The longer you spend on Facebook, the more likely you are to come across a post that says “we didn’t have seatbelts/safety features/basic worries for our survival needs when I was a youngster and we still lived.” If you haven’t met them yet, imagine someone telling you “my grandmother smoked every day of her life and she lived to be 95” or Uncle Billy telling you “I used to pound 35 cans of Budweiser before my commute and I never died.”
These are all examples of “survivor bias,” which states that because you are one of the survivors, these activities appear to be less dangerous than they are. It’s because Uncle Billy (God rest his soul) is gone that you don’t hear from people with comparable experiences, such as “I used to pound 35 cans of Budweiser before driving and died instantaneously, day one.” Let’s get away from the dismal examples and look at a couple of examples that pop up on the Internet now and then: The plane and the helmet. Wars are an excellent area to look for survivors, which is why both of these stories take place during a conflict.
This one goes like this, albeit it’s probably apocryphal: Generals became concerned during WWI when hospitals began to see a high number of soldiers with head injuries. Given the influx, they reasoned that the problem could be that the newly adopted helmet – especially, the Brodie helmet – was causing brain injuries. In reality, the helmets were allowing significantly more soldiers to live, which is why they were seeing so many head injuries.
The Americans intended to limit the number of casualties in their air units during WWII. Many planes were found to have bullet holes in three major areas: the fuselage, outer wings, and tail. They devised a plan to reinforce the crap out of the locations that had been hit by enemy fire. Which sounds reasonable?
However, the fact that the only data they received was from the survivors is why this is such a good illustration of survivor prejudice. Before they could begin reinforcing the areas, a Hungarian-Jewish statistician named Abraham Wald examined the data and recognized the weakness in their reasoning.
In essence, bullet wounds in the fuselage, outer wings, and tails of the planes that survived demonstrated that being shot in those three regions and making it back suggested that being shot there wasn’t highly damaging to the planes.
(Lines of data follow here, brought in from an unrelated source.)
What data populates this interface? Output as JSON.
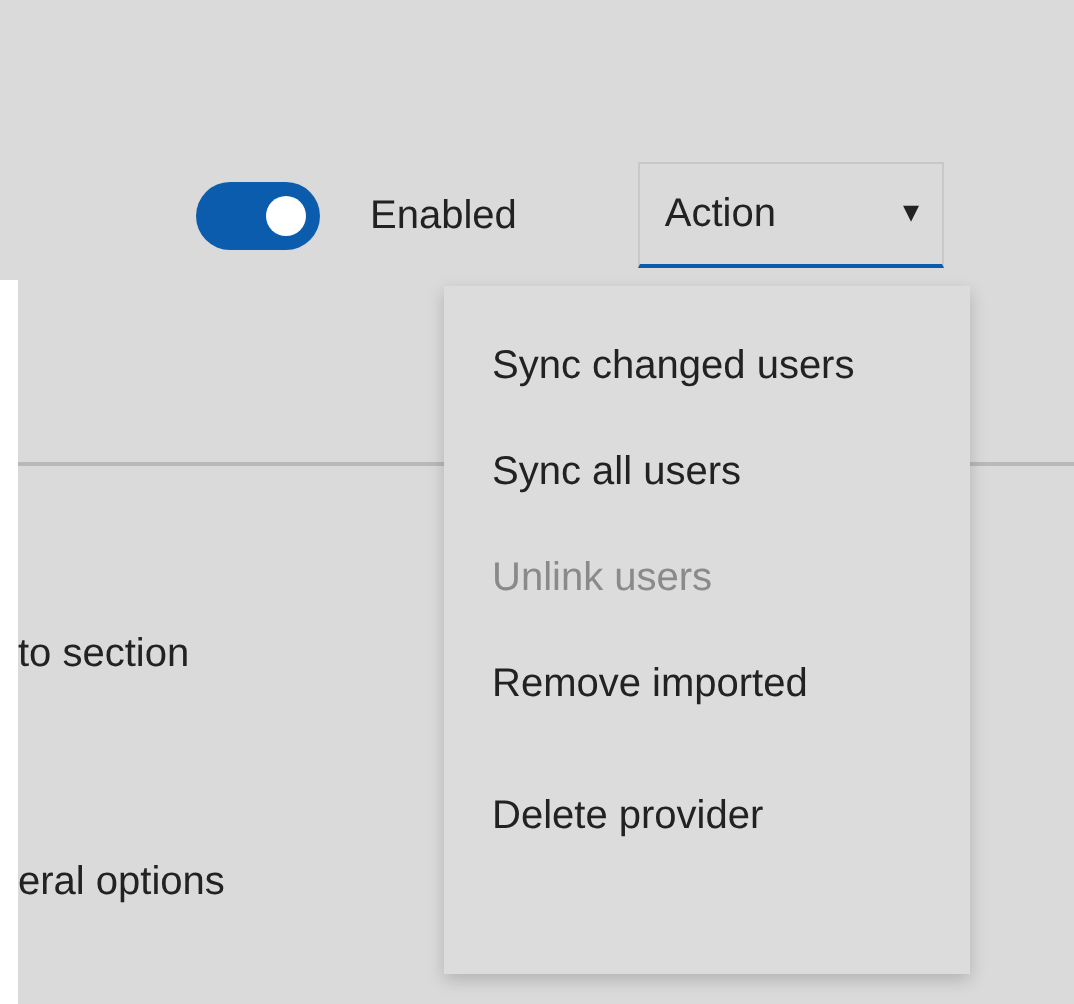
{
  "toggle": {
    "label": "Enabled",
    "on": true
  },
  "action_dropdown": {
    "label": "Action",
    "caret": "▾"
  },
  "section_labels": [
    "to section",
    "eral options"
  ],
  "menu": [
    {
      "label": "Sync changed users",
      "disabled": false
    },
    {
      "label": "Sync all users",
      "disabled": false
    },
    {
      "label": "Unlink users",
      "disabled": true
    },
    {
      "label": "Remove imported",
      "disabled": false
    },
    {
      "label": "Delete provider",
      "disabled": false,
      "separated": true
    }
  ]
}
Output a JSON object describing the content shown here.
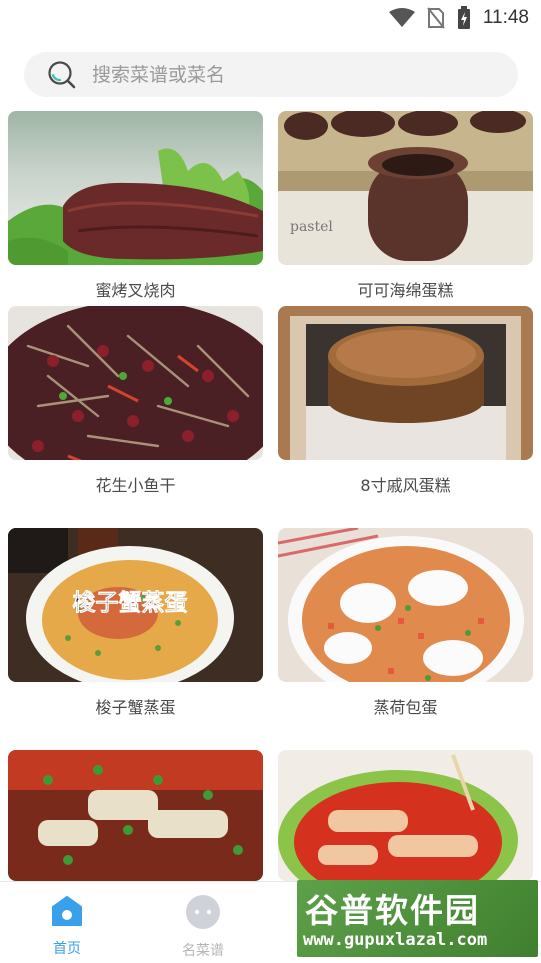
{
  "status_bar": {
    "time": "11:48"
  },
  "search": {
    "placeholder": "搜索菜谱或菜名"
  },
  "recipes": [
    {
      "name": "蜜烤叉烧肉"
    },
    {
      "name": "可可海绵蛋糕"
    },
    {
      "name": "花生小鱼干"
    },
    {
      "name": "8寸戚风蛋糕"
    },
    {
      "name": "梭子蟹蒸蛋",
      "overlay_text": "梭子蟹蒸蛋"
    },
    {
      "name": "蒸荷包蛋"
    },
    {
      "name": ""
    },
    {
      "name": ""
    }
  ],
  "bottom_nav": {
    "items": [
      {
        "label": "首页",
        "icon": "home-icon",
        "active": true
      },
      {
        "label": "名菜谱",
        "icon": "chat-icon",
        "active": false
      }
    ]
  },
  "watermark": {
    "title": "谷普软件园",
    "url": "www.gupuxlazal.com"
  },
  "colors": {
    "accent": "#3aa0ec",
    "watermark_green": "#4e9340"
  }
}
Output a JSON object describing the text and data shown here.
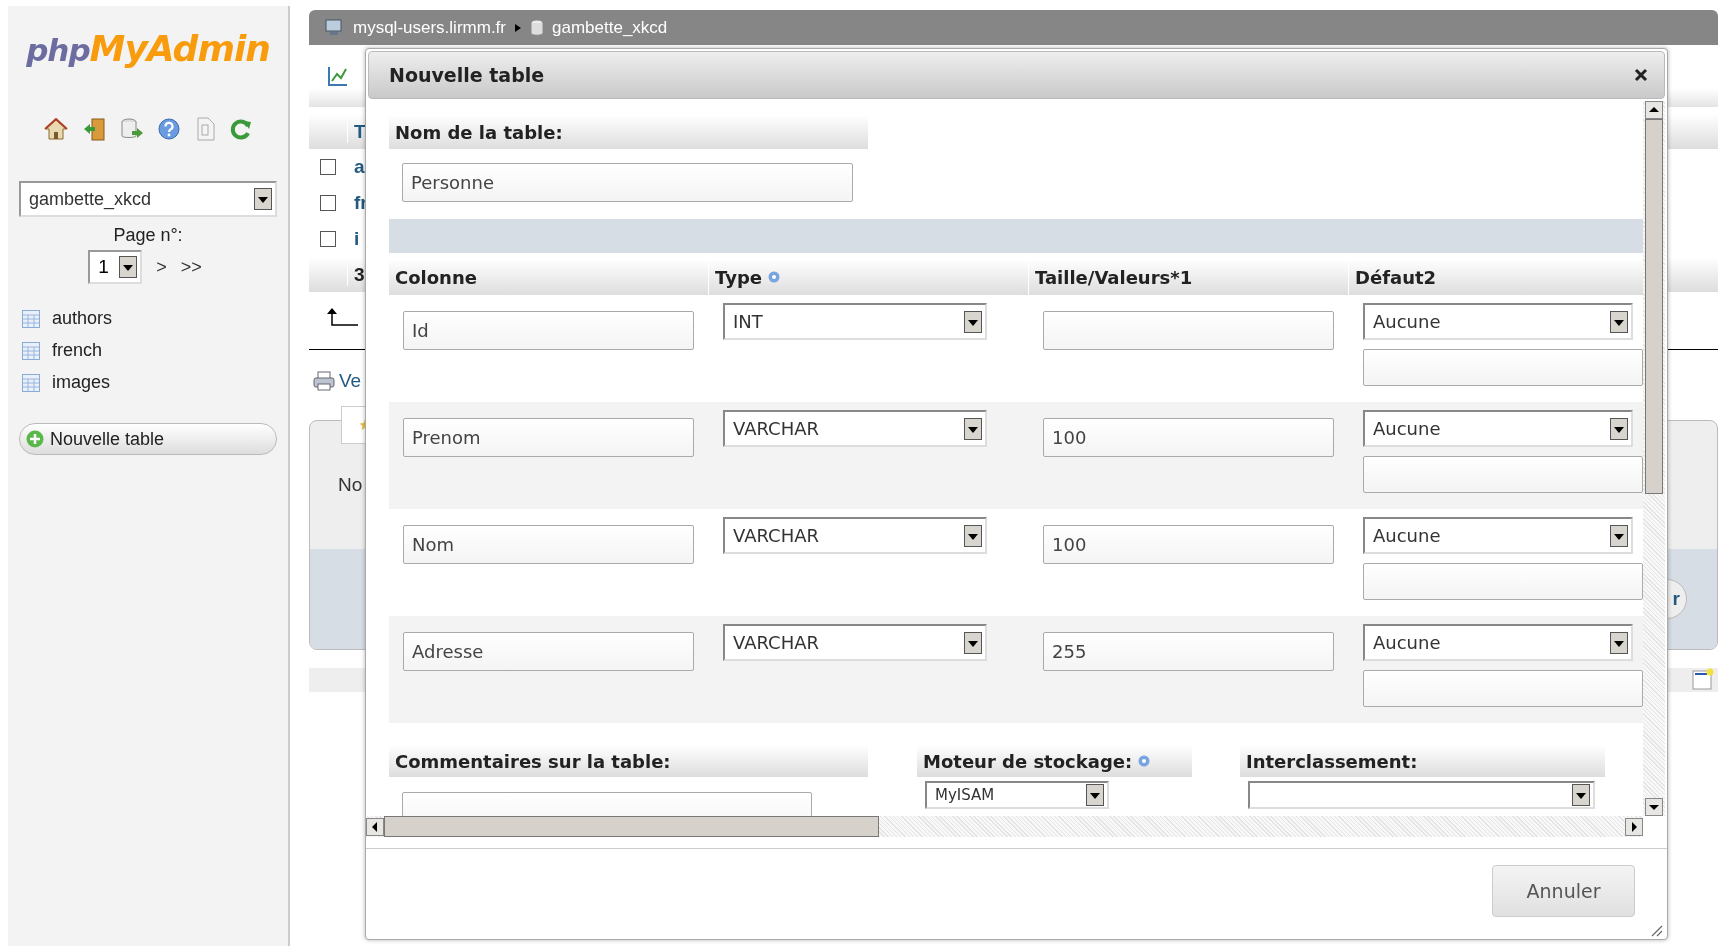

If you assume (and you have to assume because you’re not seeing all of the evidence because it’s lying somewhere in a war zone) that bullet holes are distributed fairly evenly across planes when you look at all of the planes that go out to fight, then the ones that didn’t make it back had bullet holes in other areas.